The food truck craze and recreational marijuana have now collided. MagicalButter, a Seattle-based company, says its Samich food truck is just one of many pot culinary ventures.


Ranchers Wary As U.S. Considers Brazilian Beef Imports

Tuesday, May 13, 2014

The U.S. wants to allow imports of fresh beef from Brazil, but the country's livestock has a history of foot-and-mouth disease. American ranchers worry about the risk and lower beef prices.


To Keep Business Growing, Vendors Rebrand Pot's Stoner Image

Monday, April 21, 2014

In Colorado, where recreational pot is now legal, stores are working hard to stand out — marketing to fans of organic, locally grown produce and trying to liken using pot to enjoying a glass of wine.


No Plows, Cows, Sows: Not Your (Grand)Father's Youth Farm Group

Thursday, April 10, 2014

A record number of kids are joining the FFA, formerly the Future Farmers of America. Many are from urban and suburban areas, and they're shifting the group's focus from agriculture to food science.


In Ranchers Vs. Weeds, Climate Change Gives Weeds An Edge

Tuesday, March 25, 2014

Invasive weeds are already a big headache for ranchers, who spend thousands of dollars to get rid of them. New research shows that a changing climate is likely to help many of these weeds thrive.


Could Our Food Supply Be A Target For Terrorists?

Wednesday, March 19, 2014

Terrorists haven't hit our food supply — yet. But major vulnerabilities exist, from food processing plants to cattle ranching. U.S. regulators want the industry to start taking the risk seriously.


Young Farmers Break The Bank Before They Get To The Field

Wednesday, August 21, 2013

They want to get involved with both the local food movement and more conventional forms of agriculture. But many of them are finding their options limited. Ranch and farmland across the plains is going for several thousand dollars an acre, keeping many aspiring farmers out of the market.


Colorado Vault Is Fort Knox For The World's Seeds

Tuesday, August 13, 2013

At Colorado State University, billions of seeds and other genetic material sit inside a giant storage vault. They're kept there in case of a loss of plant or animal life on a regional or global scale. But the investigation into GMO wheat in Oregon has raised questions about security at the facility.


Ecologists Turn To Planned Grazing To Revive Grassland Soil

Monday, August 05, 2013

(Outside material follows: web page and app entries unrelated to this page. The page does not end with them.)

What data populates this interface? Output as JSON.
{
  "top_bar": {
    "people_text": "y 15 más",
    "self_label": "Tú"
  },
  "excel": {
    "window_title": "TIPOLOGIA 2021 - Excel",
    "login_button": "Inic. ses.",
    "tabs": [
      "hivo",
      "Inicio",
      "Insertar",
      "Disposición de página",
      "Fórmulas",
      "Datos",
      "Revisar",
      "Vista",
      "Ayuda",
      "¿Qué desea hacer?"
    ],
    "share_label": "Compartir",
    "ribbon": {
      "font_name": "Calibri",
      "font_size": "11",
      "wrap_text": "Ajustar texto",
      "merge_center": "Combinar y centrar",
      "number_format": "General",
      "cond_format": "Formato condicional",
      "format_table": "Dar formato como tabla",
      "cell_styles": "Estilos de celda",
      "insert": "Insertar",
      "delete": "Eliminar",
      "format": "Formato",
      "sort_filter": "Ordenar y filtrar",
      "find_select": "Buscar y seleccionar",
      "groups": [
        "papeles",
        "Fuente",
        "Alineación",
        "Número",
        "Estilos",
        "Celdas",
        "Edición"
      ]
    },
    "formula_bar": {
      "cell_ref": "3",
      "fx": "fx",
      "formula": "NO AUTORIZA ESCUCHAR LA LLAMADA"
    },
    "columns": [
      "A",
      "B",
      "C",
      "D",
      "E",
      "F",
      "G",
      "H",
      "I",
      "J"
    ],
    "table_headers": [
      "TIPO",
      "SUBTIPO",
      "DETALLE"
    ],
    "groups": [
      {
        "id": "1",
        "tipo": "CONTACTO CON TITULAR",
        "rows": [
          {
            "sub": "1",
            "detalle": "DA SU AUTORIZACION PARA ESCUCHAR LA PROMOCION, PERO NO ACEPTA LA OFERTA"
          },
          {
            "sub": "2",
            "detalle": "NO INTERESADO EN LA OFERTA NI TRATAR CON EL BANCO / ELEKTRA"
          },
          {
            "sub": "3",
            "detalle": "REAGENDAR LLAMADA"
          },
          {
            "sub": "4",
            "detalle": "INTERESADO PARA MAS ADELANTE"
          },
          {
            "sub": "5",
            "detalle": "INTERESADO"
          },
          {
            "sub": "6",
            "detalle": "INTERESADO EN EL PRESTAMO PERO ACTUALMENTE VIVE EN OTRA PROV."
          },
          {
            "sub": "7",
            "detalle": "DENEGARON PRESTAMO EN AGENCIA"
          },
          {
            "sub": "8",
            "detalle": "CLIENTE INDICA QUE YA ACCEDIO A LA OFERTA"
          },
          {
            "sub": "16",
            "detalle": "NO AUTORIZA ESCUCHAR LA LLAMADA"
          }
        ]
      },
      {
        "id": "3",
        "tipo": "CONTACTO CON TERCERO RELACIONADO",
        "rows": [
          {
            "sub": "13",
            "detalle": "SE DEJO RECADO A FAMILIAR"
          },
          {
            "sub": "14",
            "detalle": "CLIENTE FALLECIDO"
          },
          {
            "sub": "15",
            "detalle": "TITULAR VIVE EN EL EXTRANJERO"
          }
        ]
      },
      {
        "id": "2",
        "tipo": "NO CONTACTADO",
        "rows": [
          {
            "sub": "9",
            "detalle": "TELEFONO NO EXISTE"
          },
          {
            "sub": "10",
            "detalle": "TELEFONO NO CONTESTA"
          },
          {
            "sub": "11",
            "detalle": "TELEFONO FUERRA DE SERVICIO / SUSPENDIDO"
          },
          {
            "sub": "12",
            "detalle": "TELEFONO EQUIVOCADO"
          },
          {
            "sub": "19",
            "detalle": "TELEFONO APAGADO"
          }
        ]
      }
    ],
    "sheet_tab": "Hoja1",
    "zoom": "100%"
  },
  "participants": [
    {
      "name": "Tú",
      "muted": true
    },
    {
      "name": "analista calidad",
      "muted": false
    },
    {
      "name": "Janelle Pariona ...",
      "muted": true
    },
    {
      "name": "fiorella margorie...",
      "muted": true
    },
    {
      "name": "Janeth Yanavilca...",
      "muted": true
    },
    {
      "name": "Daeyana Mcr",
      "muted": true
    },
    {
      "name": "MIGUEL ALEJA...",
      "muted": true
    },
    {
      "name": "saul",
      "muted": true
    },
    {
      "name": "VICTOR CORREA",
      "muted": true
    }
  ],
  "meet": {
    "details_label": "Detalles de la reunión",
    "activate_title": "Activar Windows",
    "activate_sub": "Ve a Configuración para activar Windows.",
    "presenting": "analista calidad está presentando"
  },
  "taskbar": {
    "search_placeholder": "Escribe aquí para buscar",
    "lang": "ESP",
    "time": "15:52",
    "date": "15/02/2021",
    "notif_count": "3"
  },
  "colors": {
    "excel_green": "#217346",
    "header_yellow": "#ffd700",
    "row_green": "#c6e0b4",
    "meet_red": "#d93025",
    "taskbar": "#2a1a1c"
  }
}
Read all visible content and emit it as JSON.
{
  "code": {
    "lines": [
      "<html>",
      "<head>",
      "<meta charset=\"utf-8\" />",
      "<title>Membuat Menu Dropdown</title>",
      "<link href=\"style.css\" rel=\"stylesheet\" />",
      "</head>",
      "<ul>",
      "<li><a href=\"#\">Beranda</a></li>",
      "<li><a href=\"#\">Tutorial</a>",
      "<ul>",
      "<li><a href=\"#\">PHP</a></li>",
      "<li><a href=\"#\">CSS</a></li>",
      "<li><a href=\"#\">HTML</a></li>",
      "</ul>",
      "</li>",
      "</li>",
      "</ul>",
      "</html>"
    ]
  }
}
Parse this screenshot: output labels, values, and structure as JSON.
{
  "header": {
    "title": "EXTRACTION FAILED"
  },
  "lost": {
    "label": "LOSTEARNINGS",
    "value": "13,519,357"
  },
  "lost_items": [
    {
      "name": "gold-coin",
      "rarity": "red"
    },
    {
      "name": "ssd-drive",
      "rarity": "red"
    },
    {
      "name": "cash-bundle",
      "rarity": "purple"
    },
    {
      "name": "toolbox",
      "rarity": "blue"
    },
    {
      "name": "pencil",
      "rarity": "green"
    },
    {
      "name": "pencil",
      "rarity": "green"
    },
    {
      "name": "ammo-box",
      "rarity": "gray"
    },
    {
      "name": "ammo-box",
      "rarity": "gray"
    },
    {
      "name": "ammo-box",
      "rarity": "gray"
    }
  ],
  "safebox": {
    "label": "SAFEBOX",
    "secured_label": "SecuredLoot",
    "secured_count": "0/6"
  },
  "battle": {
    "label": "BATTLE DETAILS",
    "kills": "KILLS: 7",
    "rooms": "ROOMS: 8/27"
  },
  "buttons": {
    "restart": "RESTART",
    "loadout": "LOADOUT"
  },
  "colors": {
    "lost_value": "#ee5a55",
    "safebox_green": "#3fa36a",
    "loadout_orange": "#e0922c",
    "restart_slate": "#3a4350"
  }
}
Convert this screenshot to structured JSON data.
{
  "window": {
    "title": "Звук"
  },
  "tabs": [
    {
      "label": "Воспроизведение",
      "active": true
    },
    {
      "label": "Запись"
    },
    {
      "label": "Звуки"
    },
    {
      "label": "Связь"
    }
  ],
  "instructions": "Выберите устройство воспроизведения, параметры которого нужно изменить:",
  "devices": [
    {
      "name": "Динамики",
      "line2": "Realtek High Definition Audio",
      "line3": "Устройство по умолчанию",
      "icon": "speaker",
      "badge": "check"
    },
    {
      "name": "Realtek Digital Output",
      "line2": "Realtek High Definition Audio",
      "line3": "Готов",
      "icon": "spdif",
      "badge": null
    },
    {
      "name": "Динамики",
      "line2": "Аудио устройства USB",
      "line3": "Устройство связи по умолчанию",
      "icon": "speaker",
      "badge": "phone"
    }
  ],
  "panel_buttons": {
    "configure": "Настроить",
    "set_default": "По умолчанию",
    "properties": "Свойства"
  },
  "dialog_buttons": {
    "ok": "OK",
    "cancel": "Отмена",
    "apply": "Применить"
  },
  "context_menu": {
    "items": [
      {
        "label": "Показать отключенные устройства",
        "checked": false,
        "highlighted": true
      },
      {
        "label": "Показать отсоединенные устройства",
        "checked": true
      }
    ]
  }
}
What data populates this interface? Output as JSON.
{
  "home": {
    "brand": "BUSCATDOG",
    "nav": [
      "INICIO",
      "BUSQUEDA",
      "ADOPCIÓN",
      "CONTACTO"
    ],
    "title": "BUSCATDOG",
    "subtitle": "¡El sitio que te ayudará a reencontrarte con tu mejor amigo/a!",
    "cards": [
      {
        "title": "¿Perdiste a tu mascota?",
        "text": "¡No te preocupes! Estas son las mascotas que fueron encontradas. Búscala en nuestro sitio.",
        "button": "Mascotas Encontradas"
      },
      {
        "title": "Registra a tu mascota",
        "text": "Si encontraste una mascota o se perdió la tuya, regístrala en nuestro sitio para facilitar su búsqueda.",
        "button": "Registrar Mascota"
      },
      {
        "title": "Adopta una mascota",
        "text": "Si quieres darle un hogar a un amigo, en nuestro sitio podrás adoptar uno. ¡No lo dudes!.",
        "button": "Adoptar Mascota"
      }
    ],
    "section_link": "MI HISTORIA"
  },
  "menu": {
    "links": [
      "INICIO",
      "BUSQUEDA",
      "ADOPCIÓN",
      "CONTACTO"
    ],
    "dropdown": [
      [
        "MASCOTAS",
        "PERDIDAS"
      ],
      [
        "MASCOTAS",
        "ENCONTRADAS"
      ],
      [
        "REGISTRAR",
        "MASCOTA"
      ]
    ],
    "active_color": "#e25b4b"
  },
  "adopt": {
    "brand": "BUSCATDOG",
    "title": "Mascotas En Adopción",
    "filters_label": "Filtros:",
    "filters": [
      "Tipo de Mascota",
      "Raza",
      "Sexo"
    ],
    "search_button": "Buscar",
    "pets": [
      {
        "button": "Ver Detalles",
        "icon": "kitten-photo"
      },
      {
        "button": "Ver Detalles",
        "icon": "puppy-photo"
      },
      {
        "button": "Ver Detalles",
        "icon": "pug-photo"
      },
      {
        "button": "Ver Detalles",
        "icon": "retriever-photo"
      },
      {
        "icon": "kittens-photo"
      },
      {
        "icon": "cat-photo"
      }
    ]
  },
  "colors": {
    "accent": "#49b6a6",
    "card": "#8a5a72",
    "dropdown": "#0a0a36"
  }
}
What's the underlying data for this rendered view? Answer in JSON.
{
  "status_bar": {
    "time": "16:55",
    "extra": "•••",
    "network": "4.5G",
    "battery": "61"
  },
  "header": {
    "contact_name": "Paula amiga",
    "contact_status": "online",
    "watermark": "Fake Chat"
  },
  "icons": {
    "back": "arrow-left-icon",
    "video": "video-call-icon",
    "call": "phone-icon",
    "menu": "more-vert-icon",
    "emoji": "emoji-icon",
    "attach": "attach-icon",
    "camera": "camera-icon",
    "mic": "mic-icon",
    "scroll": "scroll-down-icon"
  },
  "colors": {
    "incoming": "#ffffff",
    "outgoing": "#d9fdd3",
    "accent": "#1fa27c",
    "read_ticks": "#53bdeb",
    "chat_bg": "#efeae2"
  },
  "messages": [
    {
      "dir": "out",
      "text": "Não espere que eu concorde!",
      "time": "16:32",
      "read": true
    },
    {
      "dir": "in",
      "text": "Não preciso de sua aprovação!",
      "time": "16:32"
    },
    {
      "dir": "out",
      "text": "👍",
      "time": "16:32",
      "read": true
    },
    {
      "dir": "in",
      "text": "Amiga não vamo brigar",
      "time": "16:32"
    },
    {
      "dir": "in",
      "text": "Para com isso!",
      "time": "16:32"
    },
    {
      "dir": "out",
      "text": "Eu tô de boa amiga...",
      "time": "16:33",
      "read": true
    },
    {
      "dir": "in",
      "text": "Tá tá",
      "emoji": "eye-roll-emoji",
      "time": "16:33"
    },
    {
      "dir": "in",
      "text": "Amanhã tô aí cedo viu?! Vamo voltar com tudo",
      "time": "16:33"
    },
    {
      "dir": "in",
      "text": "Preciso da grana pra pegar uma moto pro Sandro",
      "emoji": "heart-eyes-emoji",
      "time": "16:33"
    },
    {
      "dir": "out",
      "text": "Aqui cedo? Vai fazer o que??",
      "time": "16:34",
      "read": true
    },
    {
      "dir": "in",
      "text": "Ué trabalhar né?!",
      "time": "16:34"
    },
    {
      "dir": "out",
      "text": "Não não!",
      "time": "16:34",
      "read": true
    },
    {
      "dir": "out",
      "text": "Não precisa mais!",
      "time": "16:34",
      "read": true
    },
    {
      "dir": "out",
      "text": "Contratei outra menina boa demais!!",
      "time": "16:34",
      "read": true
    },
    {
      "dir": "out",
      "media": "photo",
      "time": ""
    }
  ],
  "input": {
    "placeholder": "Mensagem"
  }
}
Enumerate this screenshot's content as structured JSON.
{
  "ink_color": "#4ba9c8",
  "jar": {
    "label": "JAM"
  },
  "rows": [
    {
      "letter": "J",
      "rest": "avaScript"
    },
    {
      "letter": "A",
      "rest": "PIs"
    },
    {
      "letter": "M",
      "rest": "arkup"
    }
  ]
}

The world's soil is in trouble. Ecologists say without dramatic changes to how we manage land, vast swathes of grassland are at risk of turning into hard-packed desert. To make sure that doesn't happen, researchers are testing out innovative ways to keep moisture in the soil.


Why You'll Be Paying More For Beef All This Year

Wednesday, June 12, 2013

No, your eyes aren't fooling you: Prices for burger and steak meat have been going up this summer. Why? The ongoing drought in the Midwest has created a shortage of feed, raising expenses for ranchers and forcing some to cull their herds. And economists don't expect the beef price hikes to let up this year.


Colorado Farmers Scramble To Find Irrigation Water

Friday, April 05, 2013

Cities have gobbled up water rights for decades, leaving farmers to rent the water back to irrigate crops and raise cattle. During a drought, cities are reluctant to give up any of their reserves. With little irrigation water, farmers must plant less, hire fewer people and bank on crop insurance.